To do ▸ The reply should hold every record, copied exactly, and none of the pictures.

--- Data excerpts ---

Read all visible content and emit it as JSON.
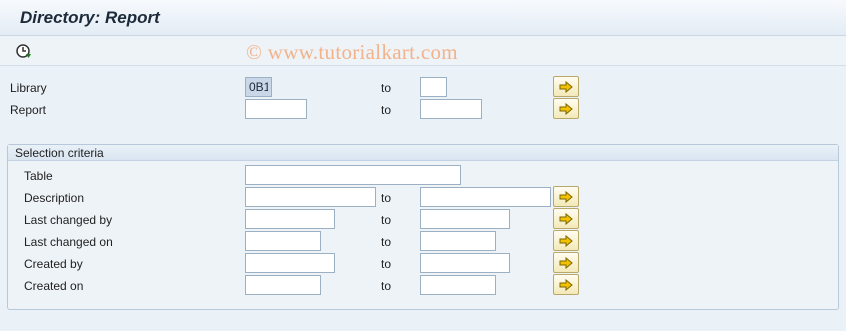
{
  "window": {
    "title": "Directory: Report"
  },
  "toolbar": {
    "execute_icon": "clock-execute-icon"
  },
  "watermark": "© www.tutorialkart.com",
  "fields": {
    "library": {
      "label": "Library",
      "from": "0B1",
      "to_label": "to",
      "to": ""
    },
    "report": {
      "label": "Report",
      "from": "",
      "to_label": "to",
      "to": ""
    }
  },
  "selection": {
    "title": "Selection criteria",
    "table": {
      "label": "Table",
      "value": ""
    },
    "description": {
      "label": "Description",
      "from": "",
      "to_label": "to",
      "to": ""
    },
    "last_changed_by": {
      "label": "Last changed by",
      "from": "",
      "to_label": "to",
      "to": ""
    },
    "last_changed_on": {
      "label": "Last changed on",
      "from": "",
      "to_label": "to",
      "to": ""
    },
    "created_by": {
      "label": "Created by",
      "from": "",
      "to_label": "to",
      "to": ""
    },
    "created_on": {
      "label": "Created on",
      "from": "",
      "to_label": "to",
      "to": ""
    }
  },
  "colors": {
    "accent": "#1c2a3a",
    "arrow": "#e0b400",
    "watermark": "#f2b28a"
  }
}
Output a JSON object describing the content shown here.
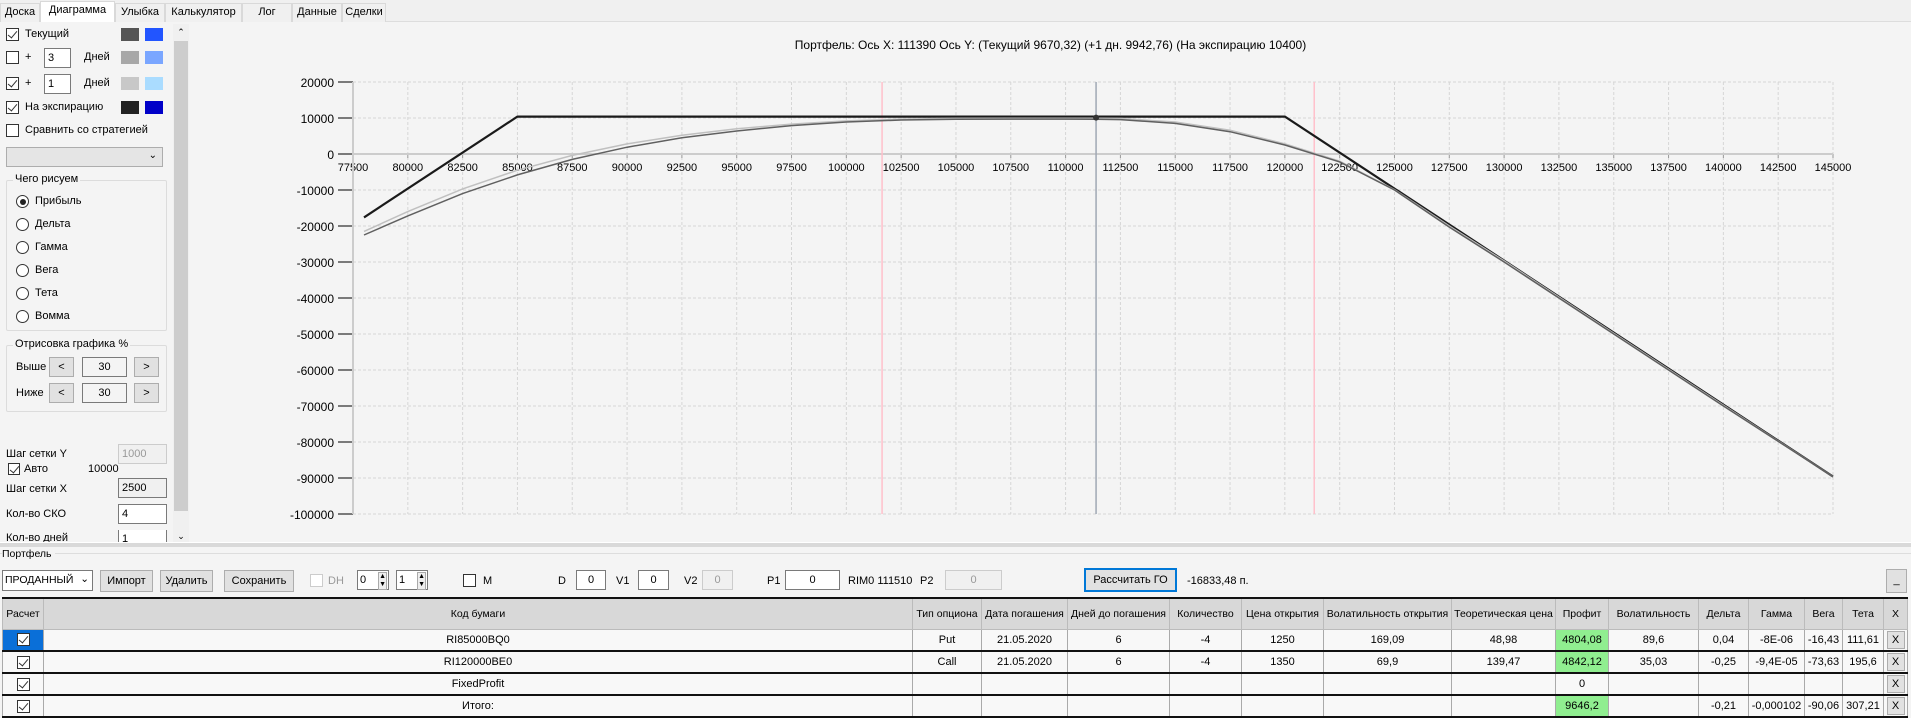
{
  "tabs": [
    "Доска",
    "Диаграмма",
    "Улыбка",
    "Калькулятор",
    "Лог",
    "Данные",
    "Сделки"
  ],
  "active_tab": "Диаграмма",
  "left_panel": {
    "current": {
      "label": "Текущий",
      "checked": true,
      "colors": [
        "#555555",
        "#2255ff"
      ]
    },
    "plus_a": {
      "plus": "+",
      "days": "3",
      "days_label": "Дней",
      "checked": false,
      "colors": [
        "#a8a8a8",
        "#7aa6ff"
      ]
    },
    "plus_b": {
      "plus": "+",
      "days": "1",
      "days_label": "Дней",
      "checked": true,
      "colors": [
        "#c8c8c8",
        "#aadcff"
      ]
    },
    "expiry": {
      "label": "На экспирацию",
      "checked": true,
      "colors": [
        "#222222",
        "#0000c8"
      ]
    },
    "compare": {
      "label": "Сравнить со стратегией",
      "checked": false
    },
    "strategy_select": "",
    "what_group": {
      "title": "Чего рисуем",
      "options": [
        "Прибыль",
        "Дельта",
        "Гамма",
        "Вега",
        "Тета",
        "Вомма"
      ],
      "selected": "Прибыль"
    },
    "draw_group": {
      "title": "Отрисовка графика %",
      "above_label": "Выше",
      "above": "30",
      "below_label": "Ниже",
      "below": "30",
      "dec": "<",
      "inc": ">"
    },
    "grid_y_label": "Шаг сетки Y",
    "grid_y": "1000",
    "auto_label": "Авто",
    "auto_checked": true,
    "auto_value": "10000",
    "grid_x_label": "Шаг сетки X",
    "grid_x": "2500",
    "sko_label": "Кол-во СКО",
    "sko": "4",
    "days_label": "Кол-во дней",
    "days": "1"
  },
  "chart_data": {
    "type": "line",
    "title": "Портфель: Ось X: 111390 Ось Y:  (Текущий 9670,32)  (+1 дн. 9942,76)  (На экспирацию 10400)",
    "xlim": [
      77500,
      145000
    ],
    "ylim": [
      -100000,
      20000
    ],
    "x_ticks": [
      77500,
      80000,
      82500,
      85000,
      87500,
      90000,
      92500,
      95000,
      97500,
      100000,
      102500,
      105000,
      107500,
      110000,
      112500,
      115000,
      117500,
      120000,
      122500,
      125000,
      127500,
      130000,
      132500,
      135000,
      137500,
      140000,
      142500,
      145000
    ],
    "y_ticks": [
      20000,
      10000,
      0,
      -10000,
      -20000,
      -30000,
      -40000,
      -50000,
      -60000,
      -70000,
      -80000,
      -90000,
      -100000
    ],
    "grid": true,
    "cursor_x": 111390,
    "sigma_lines": [
      101630,
      121340
    ],
    "series": [
      {
        "key": "expiry",
        "color": "#1a1a1a",
        "x": [
          78000,
          85000,
          120000,
          145000
        ],
        "y": [
          -17600,
          10400,
          10400,
          -89600
        ]
      },
      {
        "key": "plus1",
        "color": "#c0c0c0",
        "x": [
          78000,
          80000,
          82500,
          85000,
          87500,
          90000,
          92500,
          95000,
          97500,
          100000,
          102500,
          105000,
          107500,
          110000,
          111390,
          112500,
          115000,
          117500,
          120000,
          122500,
          125000,
          127500,
          130000,
          135000,
          140000,
          145000
        ],
        "y": [
          -21500,
          -16000,
          -9700,
          -4500,
          -400,
          2800,
          5200,
          7000,
          8300,
          9200,
          9700,
          9900,
          9950,
          9950,
          9943,
          9850,
          8900,
          6600,
          2800,
          -2000,
          -9900,
          -20000,
          -29700,
          -49800,
          -69800,
          -89600
        ]
      },
      {
        "key": "current",
        "color": "#606060",
        "x": [
          78000,
          80000,
          82500,
          85000,
          87500,
          90000,
          92500,
          95000,
          97500,
          100000,
          102500,
          105000,
          107500,
          110000,
          111390,
          112500,
          115000,
          117500,
          120000,
          122500,
          125000,
          127500,
          130000,
          135000,
          140000,
          145000
        ],
        "y": [
          -22500,
          -17200,
          -11000,
          -5800,
          -1500,
          1900,
          4500,
          6400,
          7900,
          8900,
          9450,
          9650,
          9700,
          9690,
          9670,
          9550,
          8500,
          6200,
          2500,
          -2200,
          -10000,
          -20300,
          -30000,
          -50000,
          -70000,
          -89600
        ]
      }
    ]
  },
  "portfolio": {
    "title": "Портфель",
    "type_select": "ПРОДАННЫЙ",
    "import": "Импорт",
    "delete": "Удалить",
    "save": "Сохранить",
    "dh_label": "DH",
    "spin1": "0",
    "spin2": "1",
    "m_label": "M",
    "d_label": "D",
    "d": "0",
    "v1_label": "V1",
    "v1": "0",
    "v2_label": "V2",
    "v2": "0",
    "p1_label": "P1",
    "p1": "0",
    "rim": "RIM0 111510",
    "p2_label": "P2",
    "p2": "0",
    "calc_go": "Рассчитать ГО",
    "go_value": "-16833,48 п.",
    "minimize": "_"
  },
  "table": {
    "headers": [
      "Расчет",
      "Код бумаги",
      "Тип опциона",
      "Дата погашения",
      "Дней до погашения",
      "Количество",
      "Цена открытия",
      "Волатильность открытия",
      "Теоретическая цена",
      "Профит",
      "Волатильность",
      "Дельта",
      "Гамма",
      "Вега",
      "Тета",
      "X"
    ],
    "rows": [
      {
        "checked": true,
        "cells": [
          "RI85000BQ0",
          "Put",
          "21.05.2020",
          "6",
          "-4",
          "1250",
          "169,09",
          "48,98",
          "4804,08",
          "89,6",
          "0,04",
          "-8E-06",
          "-16,43",
          "111,61"
        ],
        "green": true
      },
      {
        "checked": true,
        "cells": [
          "RI120000BE0",
          "Call",
          "21.05.2020",
          "6",
          "-4",
          "1350",
          "69,9",
          "139,47",
          "4842,12",
          "35,03",
          "-0,25",
          "-9,4E-05",
          "-73,63",
          "195,6"
        ],
        "green": true
      },
      {
        "checked": true,
        "cells": [
          "FixedProfit",
          "",
          "",
          "",
          "",
          "",
          "",
          "",
          "0",
          "",
          "",
          "",
          "",
          ""
        ],
        "green": false
      },
      {
        "checked": true,
        "cells": [
          "Итого:",
          "",
          "",
          "",
          "",
          "",
          "",
          "",
          "9646,2",
          "",
          "-0,21",
          "-0,000102",
          "-90,06",
          "307,21"
        ],
        "green": true
      }
    ],
    "delete_label": "X"
  }
}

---

Exercise answer ▸
Read all visible content and emit it as JSON.
{
  "window": {
    "title": "Directory: Report"
  },
  "toolbar": {
    "execute_icon": "clock-execute-icon"
  },
  "watermark": "© www.tutorialkart.com",
  "fields": {
    "library": {
      "label": "Library",
      "from": "0B1",
      "to_label": "to",
      "to": ""
    },
    "report": {
      "label": "Report",
      "from": "",
      "to_label": "to",
      "to": ""
    }
  },
  "selection": {
    "title": "Selection criteria",
    "table": {
      "label": "Table",
      "value": ""
    },
    "description": {
      "label": "Description",
      "from": "",
      "to_label": "to",
      "to": ""
    },
    "last_changed_by": {
      "label": "Last changed by",
      "from": "",
      "to_label": "to",
      "to": ""
    },
    "last_changed_on": {
      "label": "Last changed on",
      "from": "",
      "to_label": "to",
      "to": ""
    },
    "created_by": {
      "label": "Created by",
      "from": "",
      "to_label": "to",
      "to": ""
    },
    "created_on": {
      "label": "Created on",
      "from": "",
      "to_label": "to",
      "to": ""
    }
  },
  "colors": {
    "accent": "#1c2a3a",
    "arrow": "#e0b400",
    "watermark": "#f2b28a"
  }
}
Output a JSON object describing the content shown here.
{
  "tabs": [
    "Доска",
    "Диаграмма",
    "Улыбка",
    "Калькулятор",
    "Лог",
    "Данные",
    "Сделки"
  ],
  "active_tab": "Диаграмма",
  "left_panel": {
    "current": {
      "label": "Текущий",
      "checked": true,
      "colors": [
        "#555555",
        "#2255ff"
      ]
    },
    "plus_a": {
      "plus": "+",
      "days": "3",
      "days_label": "Дней",
      "checked": false,
      "colors": [
        "#a8a8a8",
        "#7aa6ff"
      ]
    },
    "plus_b": {
      "plus": "+",
      "days": "1",
      "days_label": "Дней",
      "checked": true,
      "colors": [
        "#c8c8c8",
        "#aadcff"
      ]
    },
    "expiry": {
      "label": "На экспирацию",
      "checked": true,
      "colors": [
        "#222222",
        "#0000c8"
      ]
    },
    "compare": {
      "label": "Сравнить со стратегией",
      "checked": false
    },
    "strategy_select": "",
    "what_group": {
      "title": "Чего рисуем",
      "options": [
        "Прибыль",
        "Дельта",
        "Гамма",
        "Вега",
        "Тета",
        "Вомма"
      ],
      "selected": "Прибыль"
    },
    "draw_group": {
      "title": "Отрисовка графика %",
      "above_label": "Выше",
      "above": "30",
      "below_label": "Ниже",
      "below": "30",
      "dec": "<",
      "inc": ">"
    },
    "grid_y_label": "Шаг сетки Y",
    "grid_y": "1000",
    "auto_label": "Авто",
    "auto_checked": true,
    "auto_value": "10000",
    "grid_x_label": "Шаг сетки X",
    "grid_x": "2500",
    "sko_label": "Кол-во СКО",
    "sko": "4",
    "days_label": "Кол-во дней",
    "days": "1"
  },
  "chart_data": {
    "type": "line",
    "title": "Портфель: Ось X: 111390 Ось Y:  (Текущий 9670,32)  (+1 дн. 9942,76)  (На экспирацию 10400)",
    "xlim": [
      77500,
      145000
    ],
    "ylim": [
      -100000,
      20000
    ],
    "x_ticks": [
      77500,
      80000,
      82500,
      85000,
      87500,
      90000,
      92500,
      95000,
      97500,
      100000,
      102500,
      105000,
      107500,
      110000,
      112500,
      115000,
      117500,
      120000,
      122500,
      125000,
      127500,
      130000,
      132500,
      135000,
      137500,
      140000,
      142500,
      145000
    ],
    "y_ticks": [
      20000,
      10000,
      0,
      -10000,
      -20000,
      -30000,
      -40000,
      -50000,
      -60000,
      -70000,
      -80000,
      -90000,
      -100000
    ],
    "grid": true,
    "cursor_x": 111390,
    "sigma_lines": [
      101630,
      121340
    ],
    "series": [
      {
        "key": "expiry",
        "color": "#1a1a1a",
        "x": [
          78000,
          85000,
          120000,
          145000
        ],
        "y": [
          -17600,
          10400,
          10400,
          -89600
        ]
      },
      {
        "key": "plus1",
        "color": "#c0c0c0",
        "x": [
          78000,
          80000,
          82500,
          85000,
          87500,
          90000,
          92500,
          95000,
          97500,
          100000,
          102500,
          105000,
          107500,
          110000,
          111390,
          112500,
          115000,
          117500,
          120000,
          122500,
          125000,
          127500,
          130000,
          135000,
          140000,
          145000
        ],
        "y": [
          -21500,
          -16000,
          -9700,
          -4500,
          -400,
          2800,
          5200,
          7000,
          8300,
          9200,
          9700,
          9900,
          9950,
          9950,
          9943,
          9850,
          8900,
          6600,
          2800,
          -2000,
          -9900,
          -20000,
          -29700,
          -49800,
          -69800,
          -89600
        ]
      },
      {
        "key": "current",
        "color": "#606060",
        "x": [
          78000,
          80000,
          82500,
          85000,
          87500,
          90000,
          92500,
          95000,
          97500,
          100000,
          102500,
          105000,
          107500,
          110000,
          111390,
          112500,
          115000,
          117500,
          120000,
          122500,
          125000,
          127500,
          130000,
          135000,
          140000,
          145000
        ],
        "y": [
          -22500,
          -17200,
          -11000,
          -5800,
          -1500,
          1900,
          4500,
          6400,
          7900,
          8900,
          9450,
          9650,
          9700,
          9690,
          9670,
          9550,
          8500,
          6200,
          2500,
          -2200,
          -10000,
          -20300,
          -30000,
          -50000,
          -70000,
          -89600
        ]
      }
    ]
  },
  "portfolio": {
    "title": "Портфель",
    "type_select": "ПРОДАННЫЙ",
    "import": "Импорт",
    "delete": "Удалить",
    "save": "Сохранить",
    "dh_label": "DH",
    "spin1": "0",
    "spin2": "1",
    "m_label": "M",
    "d_label": "D",
    "d": "0",
    "v1_label": "V1",
    "v1": "0",
    "v2_label": "V2",
    "v2": "0",
    "p1_label": "P1",
    "p1": "0",
    "rim": "RIM0 111510",
    "p2_label": "P2",
    "p2": "0",
    "calc_go": "Рассчитать ГО",
    "go_value": "-16833,48 п.",
    "minimize": "_"
  },
  "table": {
    "headers": [
      "Расчет",
      "Код бумаги",
      "Тип опциона",
      "Дата погашения",
      "Дней до погашения",
      "Количество",
      "Цена открытия",
      "Волатильность открытия",
      "Теоретическая цена",
      "Профит",
      "Волатильность",
      "Дельта",
      "Гамма",
      "Вега",
      "Тета",
      "X"
    ],
    "rows": [
      {
        "checked": true,
        "cells": [
          "RI85000BQ0",
          "Put",
          "21.05.2020",
          "6",
          "-4",
          "1250",
          "169,09",
          "48,98",
          "4804,08",
          "89,6",
          "0,04",
          "-8E-06",
          "-16,43",
          "111,61"
        ],
        "green": true
      },
      {
        "checked": true,
        "cells": [
          "RI120000BE0",
          "Call",
          "21.05.2020",
          "6",
          "-4",
          "1350",
          "69,9",
          "139,47",
          "4842,12",
          "35,03",
          "-0,25",
          "-9,4E-05",
          "-73,63",
          "195,6"
        ],
        "green": true
      },
      {
        "checked": true,
        "cells": [
          "FixedProfit",
          "",
          "",
          "",
          "",
          "",
          "",
          "",
          "0",
          "",
          "",
          "",
          "",
          ""
        ],
        "green": false
      },
      {
        "checked": true,
        "cells": [
          "Итого:",
          "",
          "",
          "",
          "",
          "",
          "",
          "",
          "9646,2",
          "",
          "-0,21",
          "-0,000102",
          "-90,06",
          "307,21"
        ],
        "green": true
      }
    ],
    "delete_label": "X"
  }
}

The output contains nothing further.